"Harold," said William, "I require you now, before these noble lords, to make sure by oath the promises that you have given to me. You must swear to me now, upon holy relics, that, after the death of King Edward, you will aid me to the kingdom of England, that you will marry my daughter Adela, and that you will send your sister to me so that she may be married to one of my nobles."

Again Harold was surprised and troubled. It was one thing to make a vague promise which he did not feel bound to keep. It was quite a different matter to swear solemnly on the relics of saints and martyrs. For in those days to break a promise so sworn was counted a deadly sin. On the cover of cloth of gold two small caskets were laid. With slow, unwilling steps Harold drew near to them. They were very small. After all, he thought, an oath sworn upon such small relics might not be very binding. To break such an oath might not be very wicked. Yet as he stood there he shuddered. His hands trembled as he laid them upon the little caskets, and in a low and troubled voice swore his oath.

As the last words died away all the nobles cried out, "God grant it."

Harold knelt to kiss the caskets. Then, as he rose from his knees, at a sign from Duke William, the cover was removed from the chest.

[Illustration] from History of France by H. E. Marshall


Of a sudden Harold saw upon what holy relics he had sworn. As he gazed upon the pile he shuddered and turned pale. How was it possible, he asked himself, to break such an oath and yet save his soul.

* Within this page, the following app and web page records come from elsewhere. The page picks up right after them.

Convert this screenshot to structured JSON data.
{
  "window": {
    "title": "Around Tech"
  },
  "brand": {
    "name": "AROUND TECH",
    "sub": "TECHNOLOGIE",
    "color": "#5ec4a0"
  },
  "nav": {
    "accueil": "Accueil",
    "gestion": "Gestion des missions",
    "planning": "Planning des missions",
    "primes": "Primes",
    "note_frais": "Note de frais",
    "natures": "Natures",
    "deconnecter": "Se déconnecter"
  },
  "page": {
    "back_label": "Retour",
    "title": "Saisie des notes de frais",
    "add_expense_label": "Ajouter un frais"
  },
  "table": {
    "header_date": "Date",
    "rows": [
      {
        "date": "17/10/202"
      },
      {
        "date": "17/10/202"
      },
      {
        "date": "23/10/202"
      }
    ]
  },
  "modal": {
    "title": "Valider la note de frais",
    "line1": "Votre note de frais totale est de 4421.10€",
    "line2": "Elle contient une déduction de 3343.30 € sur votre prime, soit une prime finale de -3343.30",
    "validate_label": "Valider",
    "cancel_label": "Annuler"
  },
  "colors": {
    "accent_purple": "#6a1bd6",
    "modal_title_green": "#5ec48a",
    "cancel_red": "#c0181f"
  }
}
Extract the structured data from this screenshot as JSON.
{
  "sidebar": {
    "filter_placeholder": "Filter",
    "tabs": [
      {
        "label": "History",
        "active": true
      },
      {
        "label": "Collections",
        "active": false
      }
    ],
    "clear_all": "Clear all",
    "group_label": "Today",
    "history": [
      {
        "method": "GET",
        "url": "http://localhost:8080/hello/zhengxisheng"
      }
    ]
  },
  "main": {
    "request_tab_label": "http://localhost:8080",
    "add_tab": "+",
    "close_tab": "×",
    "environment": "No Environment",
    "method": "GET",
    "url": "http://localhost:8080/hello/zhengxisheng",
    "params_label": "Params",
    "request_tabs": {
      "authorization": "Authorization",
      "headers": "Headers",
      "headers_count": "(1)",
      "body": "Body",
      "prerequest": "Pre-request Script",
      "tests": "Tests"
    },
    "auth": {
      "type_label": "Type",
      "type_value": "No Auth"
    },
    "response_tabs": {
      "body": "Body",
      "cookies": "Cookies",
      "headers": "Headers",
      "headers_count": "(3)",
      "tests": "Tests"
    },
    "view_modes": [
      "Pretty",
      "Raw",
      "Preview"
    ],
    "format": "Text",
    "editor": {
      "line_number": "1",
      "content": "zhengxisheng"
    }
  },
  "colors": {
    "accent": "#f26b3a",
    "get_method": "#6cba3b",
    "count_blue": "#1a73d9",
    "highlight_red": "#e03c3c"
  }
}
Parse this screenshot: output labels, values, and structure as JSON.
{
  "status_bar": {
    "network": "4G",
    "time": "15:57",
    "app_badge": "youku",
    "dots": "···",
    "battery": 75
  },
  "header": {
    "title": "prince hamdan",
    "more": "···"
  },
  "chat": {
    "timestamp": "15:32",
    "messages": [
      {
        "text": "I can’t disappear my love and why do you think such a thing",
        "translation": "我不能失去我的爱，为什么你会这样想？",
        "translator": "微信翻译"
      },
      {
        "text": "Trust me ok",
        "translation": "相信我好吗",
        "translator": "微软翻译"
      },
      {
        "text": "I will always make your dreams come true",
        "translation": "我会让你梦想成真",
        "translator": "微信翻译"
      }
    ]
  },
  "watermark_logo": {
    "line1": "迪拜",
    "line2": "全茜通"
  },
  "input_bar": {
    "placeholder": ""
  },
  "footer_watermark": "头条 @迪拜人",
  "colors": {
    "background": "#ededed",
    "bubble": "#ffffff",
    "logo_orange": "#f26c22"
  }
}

William had now got all he wanted from his captive guest and he allowed him to go home. He rode with Harold to the seashore, kissed him upon either cheek, and bade him be faithful to his oath. Then, greatly rejoicing, he turned homeward again.